Published: 03 May 2021
Last edited: 03 May 2021

Sea PoWer facilitated the formation of two groups of women producers. It involved them in the design of the tubular net technology (e.g. testing net length and harvesting method) to ensure that the technology was adapted to their needs.

SeaPoWer developed the capacity of producers to:

  • Construct tubular nets.
  • Plant and monitor seaweed growth.
  • Record keeping.
  • Be safer at sea (e.g. wear life jackets on the boat). 
  • Handle boats with men.
  • Construct basket traps to catch fish under the nets.

Sea PoWer also encouraged women to work together as a group, as several people are needed to seed and harvest the nets and supported their organisational capacity.


Education, training and other capacity development activities
Scale of implementation
Phase of solution

Enabling factors

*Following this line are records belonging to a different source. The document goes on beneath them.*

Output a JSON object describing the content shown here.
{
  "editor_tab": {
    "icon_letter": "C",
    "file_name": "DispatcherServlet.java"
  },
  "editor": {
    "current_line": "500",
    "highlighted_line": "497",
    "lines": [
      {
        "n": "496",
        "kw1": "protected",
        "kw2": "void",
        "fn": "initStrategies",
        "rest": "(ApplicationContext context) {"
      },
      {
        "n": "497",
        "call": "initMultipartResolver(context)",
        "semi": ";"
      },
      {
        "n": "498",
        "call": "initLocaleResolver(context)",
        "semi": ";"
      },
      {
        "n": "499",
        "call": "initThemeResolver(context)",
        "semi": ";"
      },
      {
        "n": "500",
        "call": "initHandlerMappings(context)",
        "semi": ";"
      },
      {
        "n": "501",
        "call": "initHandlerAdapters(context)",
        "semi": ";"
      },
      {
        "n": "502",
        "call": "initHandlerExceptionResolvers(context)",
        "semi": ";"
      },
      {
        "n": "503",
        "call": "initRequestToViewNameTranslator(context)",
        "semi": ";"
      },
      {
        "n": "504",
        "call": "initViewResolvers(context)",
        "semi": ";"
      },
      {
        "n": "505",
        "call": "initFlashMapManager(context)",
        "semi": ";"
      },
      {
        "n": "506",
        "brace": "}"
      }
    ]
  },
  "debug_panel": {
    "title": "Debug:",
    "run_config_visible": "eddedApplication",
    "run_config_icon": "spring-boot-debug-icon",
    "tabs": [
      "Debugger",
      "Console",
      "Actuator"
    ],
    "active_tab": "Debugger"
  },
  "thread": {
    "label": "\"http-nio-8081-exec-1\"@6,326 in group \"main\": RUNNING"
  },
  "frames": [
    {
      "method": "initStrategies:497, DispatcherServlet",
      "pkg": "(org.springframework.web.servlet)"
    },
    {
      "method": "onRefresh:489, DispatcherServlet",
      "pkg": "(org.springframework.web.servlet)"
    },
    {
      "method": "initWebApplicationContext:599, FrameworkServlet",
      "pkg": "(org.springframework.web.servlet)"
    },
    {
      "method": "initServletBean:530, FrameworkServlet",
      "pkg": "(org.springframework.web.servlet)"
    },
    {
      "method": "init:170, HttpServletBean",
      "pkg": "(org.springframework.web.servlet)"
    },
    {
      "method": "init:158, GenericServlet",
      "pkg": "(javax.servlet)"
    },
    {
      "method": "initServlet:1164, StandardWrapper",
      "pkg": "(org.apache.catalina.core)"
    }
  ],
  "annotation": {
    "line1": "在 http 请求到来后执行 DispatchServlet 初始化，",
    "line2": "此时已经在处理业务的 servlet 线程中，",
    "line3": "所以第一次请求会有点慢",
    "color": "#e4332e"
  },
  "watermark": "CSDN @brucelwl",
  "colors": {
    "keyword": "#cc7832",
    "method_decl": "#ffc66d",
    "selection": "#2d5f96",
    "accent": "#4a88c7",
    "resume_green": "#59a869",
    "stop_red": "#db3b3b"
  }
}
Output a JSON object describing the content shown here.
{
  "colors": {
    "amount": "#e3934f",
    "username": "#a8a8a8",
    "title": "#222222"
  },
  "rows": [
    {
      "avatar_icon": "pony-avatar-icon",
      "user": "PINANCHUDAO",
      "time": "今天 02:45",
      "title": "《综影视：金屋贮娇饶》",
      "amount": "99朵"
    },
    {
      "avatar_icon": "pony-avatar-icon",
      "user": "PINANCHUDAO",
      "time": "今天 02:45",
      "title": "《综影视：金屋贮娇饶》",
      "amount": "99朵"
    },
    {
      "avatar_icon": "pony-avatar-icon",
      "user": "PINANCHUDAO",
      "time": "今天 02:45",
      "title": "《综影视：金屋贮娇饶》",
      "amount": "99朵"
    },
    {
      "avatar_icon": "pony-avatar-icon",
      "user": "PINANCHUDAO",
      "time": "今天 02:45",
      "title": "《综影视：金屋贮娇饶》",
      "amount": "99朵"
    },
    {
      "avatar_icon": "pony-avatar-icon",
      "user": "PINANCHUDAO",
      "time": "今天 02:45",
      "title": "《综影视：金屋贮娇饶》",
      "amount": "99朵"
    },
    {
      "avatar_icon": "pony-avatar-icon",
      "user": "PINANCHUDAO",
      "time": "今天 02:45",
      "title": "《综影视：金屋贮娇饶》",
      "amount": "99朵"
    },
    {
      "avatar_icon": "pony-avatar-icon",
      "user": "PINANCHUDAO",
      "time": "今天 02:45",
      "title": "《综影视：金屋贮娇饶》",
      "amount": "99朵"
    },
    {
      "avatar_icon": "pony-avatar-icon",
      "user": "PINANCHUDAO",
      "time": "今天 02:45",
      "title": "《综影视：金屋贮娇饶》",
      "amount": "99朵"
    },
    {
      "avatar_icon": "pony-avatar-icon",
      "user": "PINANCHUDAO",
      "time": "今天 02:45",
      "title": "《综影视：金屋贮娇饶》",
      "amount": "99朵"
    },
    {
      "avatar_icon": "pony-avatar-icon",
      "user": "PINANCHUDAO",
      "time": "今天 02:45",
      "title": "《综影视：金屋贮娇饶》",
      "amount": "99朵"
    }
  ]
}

Availability of equipment and technical support. Sea PoWer supplied the materials to build the tubular nets and farm seaweed with them (fishing nets, ropes, PVC tubes, boat). This enabled to lift constraints related to accessing equipment, and perceived risk of engaging in this new form of production. Sea PoWer closely monitored their uptake of the technology. 


Willingness to cooperate. Social collaboration was highlighted by women engaged with Sea PoWer as a critical enabling environment to promote knowledge sharing for adaptation. 

Lessons learned

Factors outside the technology itself, such as perceptions, engrained practices, are just as important as the technological design. For example, overcoming fear and taboo to go on the boat and learning safety at sea skills (e.g. wear a life jacket) goes hand-in-hand with using the technology (tubular nets) themselves.  

The gains in productivity achieved from using the improved farming technology need to be offset by the time it takes to become familiar with it, especially for women who typically already bear the brunt of the labour burden in the household.